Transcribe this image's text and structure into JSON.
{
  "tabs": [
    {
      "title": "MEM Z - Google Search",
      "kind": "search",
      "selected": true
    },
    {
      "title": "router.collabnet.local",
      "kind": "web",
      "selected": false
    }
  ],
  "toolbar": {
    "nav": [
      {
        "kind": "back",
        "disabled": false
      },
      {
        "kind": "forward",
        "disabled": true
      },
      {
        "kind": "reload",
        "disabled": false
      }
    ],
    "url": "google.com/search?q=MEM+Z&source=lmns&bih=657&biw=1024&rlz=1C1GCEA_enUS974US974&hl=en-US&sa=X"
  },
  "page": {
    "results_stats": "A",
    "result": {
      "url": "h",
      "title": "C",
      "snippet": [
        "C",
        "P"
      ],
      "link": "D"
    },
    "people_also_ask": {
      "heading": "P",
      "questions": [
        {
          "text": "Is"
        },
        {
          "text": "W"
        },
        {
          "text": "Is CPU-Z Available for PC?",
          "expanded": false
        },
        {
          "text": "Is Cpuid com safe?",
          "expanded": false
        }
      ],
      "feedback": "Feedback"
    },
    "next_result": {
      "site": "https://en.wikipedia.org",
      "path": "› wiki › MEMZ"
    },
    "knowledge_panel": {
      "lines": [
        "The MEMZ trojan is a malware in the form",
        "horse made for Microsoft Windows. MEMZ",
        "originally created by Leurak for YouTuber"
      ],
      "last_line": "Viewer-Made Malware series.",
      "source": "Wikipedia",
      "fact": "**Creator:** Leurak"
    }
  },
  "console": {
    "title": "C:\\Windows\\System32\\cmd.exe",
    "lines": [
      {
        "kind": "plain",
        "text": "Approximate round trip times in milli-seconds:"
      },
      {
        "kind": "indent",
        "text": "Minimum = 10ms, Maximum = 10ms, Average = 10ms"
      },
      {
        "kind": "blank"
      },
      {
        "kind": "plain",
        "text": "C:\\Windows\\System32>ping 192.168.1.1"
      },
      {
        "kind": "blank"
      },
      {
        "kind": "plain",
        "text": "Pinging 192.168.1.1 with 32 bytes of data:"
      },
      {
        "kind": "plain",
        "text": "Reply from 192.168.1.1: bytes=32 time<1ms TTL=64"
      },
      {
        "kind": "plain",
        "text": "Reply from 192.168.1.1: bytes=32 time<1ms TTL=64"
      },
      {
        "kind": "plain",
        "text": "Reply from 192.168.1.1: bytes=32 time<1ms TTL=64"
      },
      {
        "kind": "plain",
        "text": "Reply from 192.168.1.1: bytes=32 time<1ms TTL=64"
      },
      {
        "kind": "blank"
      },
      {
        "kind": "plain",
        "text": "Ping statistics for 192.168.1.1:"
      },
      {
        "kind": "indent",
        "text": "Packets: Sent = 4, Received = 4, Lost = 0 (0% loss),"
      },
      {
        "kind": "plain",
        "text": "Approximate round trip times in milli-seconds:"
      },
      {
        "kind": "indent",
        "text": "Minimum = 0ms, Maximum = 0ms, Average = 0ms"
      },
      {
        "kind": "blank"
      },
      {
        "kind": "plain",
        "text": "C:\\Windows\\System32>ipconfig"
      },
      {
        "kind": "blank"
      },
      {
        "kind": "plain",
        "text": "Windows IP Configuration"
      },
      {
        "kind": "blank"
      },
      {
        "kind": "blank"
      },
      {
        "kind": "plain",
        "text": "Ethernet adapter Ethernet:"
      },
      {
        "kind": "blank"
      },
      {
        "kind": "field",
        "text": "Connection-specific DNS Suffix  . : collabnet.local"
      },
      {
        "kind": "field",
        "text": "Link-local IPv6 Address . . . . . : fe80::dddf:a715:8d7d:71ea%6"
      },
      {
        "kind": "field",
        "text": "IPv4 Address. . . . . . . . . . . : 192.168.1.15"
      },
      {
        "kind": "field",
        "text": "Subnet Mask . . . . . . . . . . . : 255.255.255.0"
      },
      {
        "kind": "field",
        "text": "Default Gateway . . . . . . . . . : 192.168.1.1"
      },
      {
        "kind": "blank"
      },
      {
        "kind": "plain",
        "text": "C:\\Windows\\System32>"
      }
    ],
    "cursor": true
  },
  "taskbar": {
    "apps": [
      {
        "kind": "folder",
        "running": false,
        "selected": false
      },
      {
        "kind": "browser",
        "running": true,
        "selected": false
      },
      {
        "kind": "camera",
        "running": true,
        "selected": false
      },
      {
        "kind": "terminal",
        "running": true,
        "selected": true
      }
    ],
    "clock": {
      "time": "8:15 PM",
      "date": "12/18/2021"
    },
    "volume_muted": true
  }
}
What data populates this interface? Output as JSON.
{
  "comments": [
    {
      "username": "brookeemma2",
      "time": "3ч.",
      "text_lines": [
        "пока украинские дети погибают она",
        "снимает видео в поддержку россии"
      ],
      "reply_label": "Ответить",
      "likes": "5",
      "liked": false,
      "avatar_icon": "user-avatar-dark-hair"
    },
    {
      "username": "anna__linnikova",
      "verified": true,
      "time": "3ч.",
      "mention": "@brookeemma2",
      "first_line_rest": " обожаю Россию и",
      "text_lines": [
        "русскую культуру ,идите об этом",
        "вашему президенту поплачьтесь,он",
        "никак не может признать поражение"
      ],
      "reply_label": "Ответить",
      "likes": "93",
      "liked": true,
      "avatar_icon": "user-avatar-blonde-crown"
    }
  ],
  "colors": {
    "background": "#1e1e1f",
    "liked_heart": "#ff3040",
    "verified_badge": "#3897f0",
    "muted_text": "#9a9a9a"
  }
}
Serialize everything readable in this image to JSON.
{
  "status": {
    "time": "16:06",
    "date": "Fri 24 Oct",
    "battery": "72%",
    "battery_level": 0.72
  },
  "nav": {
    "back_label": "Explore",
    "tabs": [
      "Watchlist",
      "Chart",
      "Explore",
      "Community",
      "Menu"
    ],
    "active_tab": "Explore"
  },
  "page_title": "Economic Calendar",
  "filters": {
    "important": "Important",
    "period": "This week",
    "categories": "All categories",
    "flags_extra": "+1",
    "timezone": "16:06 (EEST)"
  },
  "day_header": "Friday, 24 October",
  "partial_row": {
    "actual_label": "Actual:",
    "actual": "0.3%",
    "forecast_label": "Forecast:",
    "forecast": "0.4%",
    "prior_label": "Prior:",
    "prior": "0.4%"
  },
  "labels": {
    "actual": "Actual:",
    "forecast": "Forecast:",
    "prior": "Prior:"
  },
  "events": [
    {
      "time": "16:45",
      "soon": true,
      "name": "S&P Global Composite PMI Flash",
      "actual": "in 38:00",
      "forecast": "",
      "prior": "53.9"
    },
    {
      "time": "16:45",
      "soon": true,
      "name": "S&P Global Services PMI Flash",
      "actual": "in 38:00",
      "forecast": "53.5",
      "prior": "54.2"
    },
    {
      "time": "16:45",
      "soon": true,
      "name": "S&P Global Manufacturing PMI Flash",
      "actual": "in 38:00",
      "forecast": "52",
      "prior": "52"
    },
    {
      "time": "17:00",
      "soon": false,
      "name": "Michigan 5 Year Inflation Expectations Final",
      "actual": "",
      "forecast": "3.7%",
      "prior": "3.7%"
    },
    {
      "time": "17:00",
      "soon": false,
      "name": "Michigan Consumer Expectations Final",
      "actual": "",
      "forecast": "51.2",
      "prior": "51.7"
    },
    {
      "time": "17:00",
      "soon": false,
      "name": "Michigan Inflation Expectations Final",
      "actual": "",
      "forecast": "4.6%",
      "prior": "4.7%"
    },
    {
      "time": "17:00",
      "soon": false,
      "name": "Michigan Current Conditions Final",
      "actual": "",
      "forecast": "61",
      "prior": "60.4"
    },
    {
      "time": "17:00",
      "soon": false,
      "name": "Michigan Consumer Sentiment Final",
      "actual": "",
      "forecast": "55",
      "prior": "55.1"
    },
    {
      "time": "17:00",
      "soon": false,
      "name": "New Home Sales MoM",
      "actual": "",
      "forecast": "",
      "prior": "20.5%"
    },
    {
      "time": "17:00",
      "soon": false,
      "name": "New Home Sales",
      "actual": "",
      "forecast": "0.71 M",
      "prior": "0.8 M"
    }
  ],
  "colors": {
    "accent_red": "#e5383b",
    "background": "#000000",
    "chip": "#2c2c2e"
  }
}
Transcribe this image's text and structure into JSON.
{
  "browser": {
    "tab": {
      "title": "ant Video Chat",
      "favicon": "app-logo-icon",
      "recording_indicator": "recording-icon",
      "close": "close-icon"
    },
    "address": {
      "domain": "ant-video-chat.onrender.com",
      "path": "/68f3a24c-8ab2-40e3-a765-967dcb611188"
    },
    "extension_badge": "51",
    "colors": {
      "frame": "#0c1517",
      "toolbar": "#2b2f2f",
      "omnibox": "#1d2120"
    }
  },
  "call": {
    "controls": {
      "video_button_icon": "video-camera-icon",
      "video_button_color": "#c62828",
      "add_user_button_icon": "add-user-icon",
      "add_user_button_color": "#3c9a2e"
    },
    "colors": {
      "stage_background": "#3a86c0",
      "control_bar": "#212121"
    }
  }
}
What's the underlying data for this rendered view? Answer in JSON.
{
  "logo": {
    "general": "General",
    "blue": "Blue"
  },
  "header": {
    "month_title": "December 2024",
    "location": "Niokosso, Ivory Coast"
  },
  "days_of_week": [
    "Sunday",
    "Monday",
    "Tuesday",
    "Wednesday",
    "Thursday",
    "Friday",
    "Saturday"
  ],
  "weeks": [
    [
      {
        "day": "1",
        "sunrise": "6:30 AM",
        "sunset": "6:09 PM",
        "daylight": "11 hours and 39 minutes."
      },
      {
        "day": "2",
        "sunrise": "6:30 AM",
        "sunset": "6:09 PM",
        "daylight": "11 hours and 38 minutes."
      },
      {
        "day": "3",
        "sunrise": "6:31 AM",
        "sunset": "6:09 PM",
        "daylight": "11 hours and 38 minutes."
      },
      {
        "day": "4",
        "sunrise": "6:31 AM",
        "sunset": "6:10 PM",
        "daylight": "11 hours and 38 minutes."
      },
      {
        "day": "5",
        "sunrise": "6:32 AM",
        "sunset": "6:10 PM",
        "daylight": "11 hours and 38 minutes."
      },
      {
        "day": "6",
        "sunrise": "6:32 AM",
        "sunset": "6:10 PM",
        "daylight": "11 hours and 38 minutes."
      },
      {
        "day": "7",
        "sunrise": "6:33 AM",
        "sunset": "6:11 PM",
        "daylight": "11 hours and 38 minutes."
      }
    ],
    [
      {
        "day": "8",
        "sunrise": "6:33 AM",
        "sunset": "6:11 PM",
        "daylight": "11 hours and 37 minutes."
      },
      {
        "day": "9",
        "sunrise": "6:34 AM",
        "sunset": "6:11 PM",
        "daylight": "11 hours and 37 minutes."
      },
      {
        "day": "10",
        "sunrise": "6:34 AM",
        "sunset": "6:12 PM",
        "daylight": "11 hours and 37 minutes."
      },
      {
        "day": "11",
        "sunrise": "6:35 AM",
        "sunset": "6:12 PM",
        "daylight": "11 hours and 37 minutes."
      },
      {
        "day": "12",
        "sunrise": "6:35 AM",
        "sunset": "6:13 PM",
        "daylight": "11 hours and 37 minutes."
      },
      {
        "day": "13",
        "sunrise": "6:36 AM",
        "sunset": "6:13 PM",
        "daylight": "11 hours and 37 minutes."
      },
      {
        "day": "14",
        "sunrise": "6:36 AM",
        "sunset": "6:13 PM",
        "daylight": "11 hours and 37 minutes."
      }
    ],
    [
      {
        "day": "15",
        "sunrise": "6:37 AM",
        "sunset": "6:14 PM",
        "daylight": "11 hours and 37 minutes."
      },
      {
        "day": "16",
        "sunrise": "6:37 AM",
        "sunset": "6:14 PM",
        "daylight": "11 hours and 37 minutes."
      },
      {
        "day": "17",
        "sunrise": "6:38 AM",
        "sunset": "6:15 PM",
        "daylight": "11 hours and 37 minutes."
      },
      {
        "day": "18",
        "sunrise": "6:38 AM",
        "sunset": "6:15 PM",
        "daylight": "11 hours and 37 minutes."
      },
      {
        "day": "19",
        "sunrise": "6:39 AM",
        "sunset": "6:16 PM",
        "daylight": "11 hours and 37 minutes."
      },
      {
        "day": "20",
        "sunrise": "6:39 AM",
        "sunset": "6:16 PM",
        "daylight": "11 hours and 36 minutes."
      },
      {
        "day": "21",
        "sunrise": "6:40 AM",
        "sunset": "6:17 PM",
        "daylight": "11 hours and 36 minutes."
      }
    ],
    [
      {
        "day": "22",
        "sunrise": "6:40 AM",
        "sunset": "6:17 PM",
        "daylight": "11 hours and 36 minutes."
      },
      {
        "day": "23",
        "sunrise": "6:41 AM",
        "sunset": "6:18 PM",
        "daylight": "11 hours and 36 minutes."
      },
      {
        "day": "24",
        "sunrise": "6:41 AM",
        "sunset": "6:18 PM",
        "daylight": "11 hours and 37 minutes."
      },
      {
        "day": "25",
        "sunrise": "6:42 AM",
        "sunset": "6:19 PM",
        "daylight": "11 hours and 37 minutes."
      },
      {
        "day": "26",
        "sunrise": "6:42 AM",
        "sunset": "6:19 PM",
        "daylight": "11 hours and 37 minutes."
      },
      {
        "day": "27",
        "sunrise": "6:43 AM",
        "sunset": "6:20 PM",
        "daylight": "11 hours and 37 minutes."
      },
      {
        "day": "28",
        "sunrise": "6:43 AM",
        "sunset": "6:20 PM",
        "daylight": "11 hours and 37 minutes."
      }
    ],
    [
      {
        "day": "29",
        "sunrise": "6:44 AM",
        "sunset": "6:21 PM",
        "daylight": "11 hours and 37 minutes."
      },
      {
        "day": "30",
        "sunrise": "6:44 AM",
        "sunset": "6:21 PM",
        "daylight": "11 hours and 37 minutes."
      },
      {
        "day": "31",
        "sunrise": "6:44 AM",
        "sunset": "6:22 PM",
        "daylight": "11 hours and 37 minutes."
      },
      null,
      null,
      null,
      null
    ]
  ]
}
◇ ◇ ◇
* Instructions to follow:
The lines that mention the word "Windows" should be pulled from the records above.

* Solution to the problem:
        "horse made for Microsoft Windows. MEMZ",
    "title": "C:\\Windows\\System32\\cmd.exe",
        "text": "C:\\Windows\\System32>ping 192.168.1.1"
        "text": "C:\\Windows\\System32>ipconfig"
        "text": "Windows IP Configuration"
        "text": "C:\\Windows\\System32>"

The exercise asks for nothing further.